One by one, the old-timers still clinging to power around North Korea's mysterious leader, Kim Jong Il, are dropping away. In the past month, the Communist regime's chief ideologue, its prime minister, two top military leaders, its vice minister of foreign affairs and an economic official all have defected, been deposed or died of "incurable" diseases. Is it mere coincidence or a chilling conspiracy?
October 27, 2000 |
He loves American movies, has collected thousands of videos and faithfully follows the Oscar buzz each year. He especially likes musicals and epics, although he says he's not sure he could bear to watch "Titanic" again. And he's crazy about basketball, knows U.S. teams and understands the difference between a zone and man-to-man defense. Kim Jong Il, an authoritarian leader in an isolated land, turns out not to be so cut off after all, U.S. officials discovered this week.
August 19, 2001 |
An armored train carrying North Korean leader Kim Jong Il clattered across the North Korean border early Saturday, bringing the reclusive head of state home after a strange and protracted trip to Russia. The 24-day visit was only Kim's third journey outside North Korea since he took over leadership of the poor, totalitarian country in 1994 after the death of his father, Kim Il Sung. Both of his previous trips were to China.
February 17, 2005 |
Are North Koreans nuts? Is their leader a certifiable wacko? Those questions become particularly important during crises in the isolated country's relations with the outside world. Pyongyang last week triggered the latest such crisis by announcing that it possessed nuclear weapons and would not return to talks on the issue with Washington, Beijing, Seoul, Tokyo and Moscow.
August 6, 2001 |

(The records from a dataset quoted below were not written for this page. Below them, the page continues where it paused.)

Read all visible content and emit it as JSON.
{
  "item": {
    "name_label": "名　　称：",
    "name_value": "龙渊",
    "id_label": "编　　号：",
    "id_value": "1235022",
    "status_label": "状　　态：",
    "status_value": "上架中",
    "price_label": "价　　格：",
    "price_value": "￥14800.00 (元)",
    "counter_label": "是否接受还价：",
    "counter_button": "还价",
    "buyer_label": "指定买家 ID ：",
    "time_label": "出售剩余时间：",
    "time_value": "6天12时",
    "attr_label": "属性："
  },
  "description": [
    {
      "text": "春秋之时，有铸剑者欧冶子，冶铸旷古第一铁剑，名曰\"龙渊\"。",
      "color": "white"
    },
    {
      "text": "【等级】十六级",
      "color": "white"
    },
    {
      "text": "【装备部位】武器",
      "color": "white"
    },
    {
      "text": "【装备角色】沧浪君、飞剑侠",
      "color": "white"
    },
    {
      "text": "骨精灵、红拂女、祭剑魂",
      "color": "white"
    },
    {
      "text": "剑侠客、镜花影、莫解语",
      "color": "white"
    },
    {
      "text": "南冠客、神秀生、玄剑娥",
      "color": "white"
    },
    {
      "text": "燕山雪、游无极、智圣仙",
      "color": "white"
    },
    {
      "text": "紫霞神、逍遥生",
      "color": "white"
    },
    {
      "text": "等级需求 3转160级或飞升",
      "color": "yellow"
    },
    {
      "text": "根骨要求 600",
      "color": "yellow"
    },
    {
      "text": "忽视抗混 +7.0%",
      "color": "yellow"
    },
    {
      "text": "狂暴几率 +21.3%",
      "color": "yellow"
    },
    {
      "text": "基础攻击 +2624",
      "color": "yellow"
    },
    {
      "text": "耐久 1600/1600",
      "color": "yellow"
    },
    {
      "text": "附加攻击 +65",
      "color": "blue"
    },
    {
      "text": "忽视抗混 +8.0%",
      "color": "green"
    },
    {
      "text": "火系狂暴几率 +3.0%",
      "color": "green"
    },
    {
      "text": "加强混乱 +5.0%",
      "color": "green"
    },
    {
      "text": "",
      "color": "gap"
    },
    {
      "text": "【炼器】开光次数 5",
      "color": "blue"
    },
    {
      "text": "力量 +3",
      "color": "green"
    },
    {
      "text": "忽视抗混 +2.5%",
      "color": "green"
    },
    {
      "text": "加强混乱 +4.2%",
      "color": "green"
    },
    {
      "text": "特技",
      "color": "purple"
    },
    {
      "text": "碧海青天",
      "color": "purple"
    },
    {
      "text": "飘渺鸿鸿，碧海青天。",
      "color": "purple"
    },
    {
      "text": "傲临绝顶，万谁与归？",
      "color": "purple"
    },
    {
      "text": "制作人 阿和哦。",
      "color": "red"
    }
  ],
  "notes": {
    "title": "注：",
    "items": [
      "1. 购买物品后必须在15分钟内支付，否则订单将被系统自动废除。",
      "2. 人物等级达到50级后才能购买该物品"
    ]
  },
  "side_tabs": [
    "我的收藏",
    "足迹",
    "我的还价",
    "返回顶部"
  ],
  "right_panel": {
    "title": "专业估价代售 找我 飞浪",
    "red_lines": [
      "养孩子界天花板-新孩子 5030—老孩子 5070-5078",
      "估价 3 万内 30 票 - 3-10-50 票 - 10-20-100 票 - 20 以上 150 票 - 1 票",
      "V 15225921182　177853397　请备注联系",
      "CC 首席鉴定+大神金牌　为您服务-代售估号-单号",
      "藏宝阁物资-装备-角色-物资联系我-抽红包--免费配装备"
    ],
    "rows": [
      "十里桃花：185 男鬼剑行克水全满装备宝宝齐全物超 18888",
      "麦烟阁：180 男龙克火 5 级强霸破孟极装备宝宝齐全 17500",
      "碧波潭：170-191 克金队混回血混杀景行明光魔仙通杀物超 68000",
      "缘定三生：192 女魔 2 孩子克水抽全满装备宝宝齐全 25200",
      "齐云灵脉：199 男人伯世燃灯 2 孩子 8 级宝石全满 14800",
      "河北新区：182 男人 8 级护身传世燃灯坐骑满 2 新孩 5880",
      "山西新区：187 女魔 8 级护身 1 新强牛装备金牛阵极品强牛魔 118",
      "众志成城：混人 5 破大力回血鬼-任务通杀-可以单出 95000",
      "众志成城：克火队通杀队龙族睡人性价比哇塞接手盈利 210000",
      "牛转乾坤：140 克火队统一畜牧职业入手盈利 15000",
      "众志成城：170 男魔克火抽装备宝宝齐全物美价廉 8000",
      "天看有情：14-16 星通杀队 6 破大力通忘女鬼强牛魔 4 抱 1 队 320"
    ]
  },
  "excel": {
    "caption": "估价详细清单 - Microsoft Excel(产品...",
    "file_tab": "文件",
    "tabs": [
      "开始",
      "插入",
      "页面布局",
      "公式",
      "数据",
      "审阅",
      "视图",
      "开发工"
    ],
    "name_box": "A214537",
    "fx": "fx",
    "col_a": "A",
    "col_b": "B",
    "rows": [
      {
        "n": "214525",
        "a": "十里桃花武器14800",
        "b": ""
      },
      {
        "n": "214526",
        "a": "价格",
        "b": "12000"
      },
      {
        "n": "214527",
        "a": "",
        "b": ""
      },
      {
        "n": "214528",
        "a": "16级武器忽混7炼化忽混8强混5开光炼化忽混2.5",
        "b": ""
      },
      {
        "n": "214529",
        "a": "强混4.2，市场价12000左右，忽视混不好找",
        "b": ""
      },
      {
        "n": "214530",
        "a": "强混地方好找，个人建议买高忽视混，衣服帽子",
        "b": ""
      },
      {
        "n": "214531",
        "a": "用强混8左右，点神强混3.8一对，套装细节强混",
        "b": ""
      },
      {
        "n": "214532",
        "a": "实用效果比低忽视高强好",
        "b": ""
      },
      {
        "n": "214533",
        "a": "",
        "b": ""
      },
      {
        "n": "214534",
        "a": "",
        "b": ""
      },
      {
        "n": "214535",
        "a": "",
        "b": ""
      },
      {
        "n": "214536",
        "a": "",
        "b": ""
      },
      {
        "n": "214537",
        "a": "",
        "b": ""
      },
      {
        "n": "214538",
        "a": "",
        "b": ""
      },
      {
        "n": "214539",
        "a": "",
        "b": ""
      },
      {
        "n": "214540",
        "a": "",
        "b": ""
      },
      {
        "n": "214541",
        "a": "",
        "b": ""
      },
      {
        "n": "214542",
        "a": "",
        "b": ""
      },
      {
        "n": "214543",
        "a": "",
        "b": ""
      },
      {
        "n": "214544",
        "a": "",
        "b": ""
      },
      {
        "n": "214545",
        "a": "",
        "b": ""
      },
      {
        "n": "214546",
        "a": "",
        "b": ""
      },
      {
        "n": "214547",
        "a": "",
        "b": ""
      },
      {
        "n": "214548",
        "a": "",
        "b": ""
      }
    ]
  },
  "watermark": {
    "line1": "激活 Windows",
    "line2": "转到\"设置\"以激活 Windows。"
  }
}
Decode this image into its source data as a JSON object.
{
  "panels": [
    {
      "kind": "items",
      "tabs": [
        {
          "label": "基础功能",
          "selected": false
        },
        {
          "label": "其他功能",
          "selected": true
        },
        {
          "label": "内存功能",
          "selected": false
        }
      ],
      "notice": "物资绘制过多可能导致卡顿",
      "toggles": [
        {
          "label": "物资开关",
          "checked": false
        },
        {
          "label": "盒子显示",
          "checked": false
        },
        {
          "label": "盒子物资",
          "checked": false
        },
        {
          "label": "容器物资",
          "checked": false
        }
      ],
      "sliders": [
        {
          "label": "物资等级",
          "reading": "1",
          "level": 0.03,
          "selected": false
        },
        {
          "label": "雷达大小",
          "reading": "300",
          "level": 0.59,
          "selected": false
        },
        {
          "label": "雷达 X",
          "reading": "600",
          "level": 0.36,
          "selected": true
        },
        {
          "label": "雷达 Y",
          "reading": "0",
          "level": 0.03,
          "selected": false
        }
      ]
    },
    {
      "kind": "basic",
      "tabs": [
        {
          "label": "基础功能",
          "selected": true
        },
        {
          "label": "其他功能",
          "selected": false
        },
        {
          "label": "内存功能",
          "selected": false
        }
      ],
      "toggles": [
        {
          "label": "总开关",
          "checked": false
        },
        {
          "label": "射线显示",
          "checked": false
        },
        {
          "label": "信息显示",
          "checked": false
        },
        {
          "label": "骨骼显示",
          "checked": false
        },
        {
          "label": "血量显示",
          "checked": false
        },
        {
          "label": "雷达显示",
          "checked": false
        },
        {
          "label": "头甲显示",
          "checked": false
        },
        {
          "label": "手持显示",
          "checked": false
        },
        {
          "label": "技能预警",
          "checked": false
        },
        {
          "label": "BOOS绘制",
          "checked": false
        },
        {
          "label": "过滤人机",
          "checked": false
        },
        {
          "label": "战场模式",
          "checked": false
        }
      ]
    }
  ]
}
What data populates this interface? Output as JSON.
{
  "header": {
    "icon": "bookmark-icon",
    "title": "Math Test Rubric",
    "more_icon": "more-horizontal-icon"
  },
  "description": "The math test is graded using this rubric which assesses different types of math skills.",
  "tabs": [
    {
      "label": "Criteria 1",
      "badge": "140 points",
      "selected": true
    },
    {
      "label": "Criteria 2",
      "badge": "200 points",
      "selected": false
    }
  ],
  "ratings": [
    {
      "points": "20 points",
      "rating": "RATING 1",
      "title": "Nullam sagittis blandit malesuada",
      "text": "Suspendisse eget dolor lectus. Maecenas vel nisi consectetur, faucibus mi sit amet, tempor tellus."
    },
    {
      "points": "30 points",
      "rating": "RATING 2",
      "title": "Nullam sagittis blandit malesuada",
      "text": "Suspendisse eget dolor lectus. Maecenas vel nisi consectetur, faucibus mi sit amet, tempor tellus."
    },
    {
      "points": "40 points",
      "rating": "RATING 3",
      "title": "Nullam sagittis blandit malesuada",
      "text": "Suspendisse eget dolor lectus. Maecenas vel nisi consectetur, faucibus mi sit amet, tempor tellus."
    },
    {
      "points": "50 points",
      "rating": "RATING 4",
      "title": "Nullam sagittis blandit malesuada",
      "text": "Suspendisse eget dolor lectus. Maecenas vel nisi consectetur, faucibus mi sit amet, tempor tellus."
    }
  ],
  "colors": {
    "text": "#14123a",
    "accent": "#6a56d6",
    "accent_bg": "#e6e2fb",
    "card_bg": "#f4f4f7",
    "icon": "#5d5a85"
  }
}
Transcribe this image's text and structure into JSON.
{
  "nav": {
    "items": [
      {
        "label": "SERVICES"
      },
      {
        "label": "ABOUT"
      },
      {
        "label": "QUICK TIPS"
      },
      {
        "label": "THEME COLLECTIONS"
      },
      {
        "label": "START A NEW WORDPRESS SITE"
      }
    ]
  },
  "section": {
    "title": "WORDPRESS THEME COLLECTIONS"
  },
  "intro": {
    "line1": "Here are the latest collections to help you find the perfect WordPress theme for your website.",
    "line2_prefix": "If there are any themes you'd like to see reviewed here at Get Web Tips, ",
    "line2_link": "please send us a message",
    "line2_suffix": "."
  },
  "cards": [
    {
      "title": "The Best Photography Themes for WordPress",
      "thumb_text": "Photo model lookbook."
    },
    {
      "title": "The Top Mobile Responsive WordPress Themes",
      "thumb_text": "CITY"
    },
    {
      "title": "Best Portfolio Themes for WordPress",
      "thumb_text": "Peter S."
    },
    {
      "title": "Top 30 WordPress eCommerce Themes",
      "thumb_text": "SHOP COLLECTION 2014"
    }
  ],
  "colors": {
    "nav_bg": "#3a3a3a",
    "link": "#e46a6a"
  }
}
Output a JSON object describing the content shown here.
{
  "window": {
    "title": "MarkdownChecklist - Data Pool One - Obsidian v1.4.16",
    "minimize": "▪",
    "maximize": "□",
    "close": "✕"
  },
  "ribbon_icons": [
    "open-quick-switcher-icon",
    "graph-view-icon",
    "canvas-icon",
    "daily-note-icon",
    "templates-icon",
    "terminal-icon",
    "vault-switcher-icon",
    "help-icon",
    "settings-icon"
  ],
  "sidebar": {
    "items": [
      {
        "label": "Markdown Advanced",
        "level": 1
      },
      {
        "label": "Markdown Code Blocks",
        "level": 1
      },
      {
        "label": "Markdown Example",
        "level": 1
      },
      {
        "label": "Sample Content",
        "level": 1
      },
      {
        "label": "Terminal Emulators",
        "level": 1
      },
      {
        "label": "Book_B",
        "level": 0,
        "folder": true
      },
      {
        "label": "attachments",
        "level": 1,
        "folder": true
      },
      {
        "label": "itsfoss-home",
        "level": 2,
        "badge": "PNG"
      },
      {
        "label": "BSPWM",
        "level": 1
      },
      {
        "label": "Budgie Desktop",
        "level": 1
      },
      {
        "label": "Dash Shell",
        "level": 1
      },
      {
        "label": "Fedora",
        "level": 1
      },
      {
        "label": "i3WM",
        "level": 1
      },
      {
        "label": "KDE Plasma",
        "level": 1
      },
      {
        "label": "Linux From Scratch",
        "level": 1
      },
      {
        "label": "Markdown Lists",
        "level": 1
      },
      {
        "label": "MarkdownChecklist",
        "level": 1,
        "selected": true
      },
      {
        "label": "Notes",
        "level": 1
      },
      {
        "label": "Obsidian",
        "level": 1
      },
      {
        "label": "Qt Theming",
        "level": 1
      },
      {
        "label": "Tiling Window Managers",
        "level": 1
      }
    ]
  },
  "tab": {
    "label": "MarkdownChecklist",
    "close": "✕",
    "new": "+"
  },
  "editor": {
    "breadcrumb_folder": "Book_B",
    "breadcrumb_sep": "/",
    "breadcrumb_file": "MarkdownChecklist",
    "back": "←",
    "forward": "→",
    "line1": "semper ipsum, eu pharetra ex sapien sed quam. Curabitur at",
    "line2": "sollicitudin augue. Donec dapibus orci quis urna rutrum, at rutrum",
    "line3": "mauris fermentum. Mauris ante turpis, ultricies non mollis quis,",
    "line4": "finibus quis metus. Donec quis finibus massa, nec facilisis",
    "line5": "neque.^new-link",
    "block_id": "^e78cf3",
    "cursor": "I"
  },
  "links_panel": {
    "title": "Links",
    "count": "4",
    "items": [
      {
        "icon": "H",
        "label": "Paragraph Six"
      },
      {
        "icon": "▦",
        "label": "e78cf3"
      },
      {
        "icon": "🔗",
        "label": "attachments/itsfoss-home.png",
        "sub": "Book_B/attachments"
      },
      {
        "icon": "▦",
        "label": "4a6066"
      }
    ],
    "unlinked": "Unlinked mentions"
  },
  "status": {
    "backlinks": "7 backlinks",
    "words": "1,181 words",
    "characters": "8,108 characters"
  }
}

North Korean leader Kim Jong Il toured Russia's top space facilities Sunday, a day after holding talks with President Vladimir V. Putin that showcased renewed strategic ties. Russian officials insisted that Kim's tours of the Khrunichev space center and Mission Control outside Moscow were for pleasure, not business. He later boarded his armored train for a sightseeing trip to St. Petersburg.
October 29, 2000 |
The U.S. State Department long regarded North Korean leader Kim Jong Il as a terrorist and dictator, but that view is out of date now thanks to a policy flip-flop by the U.S. secretary of State. In Bangkok this past July, Madeleine Albright gave a hint of things to come when she put on her black bowler hat during the Assn. of South East Asian Nations meeting to perform a cabaret number for fellow diplomats. "The former rogue," she sang, is "now in vogue!"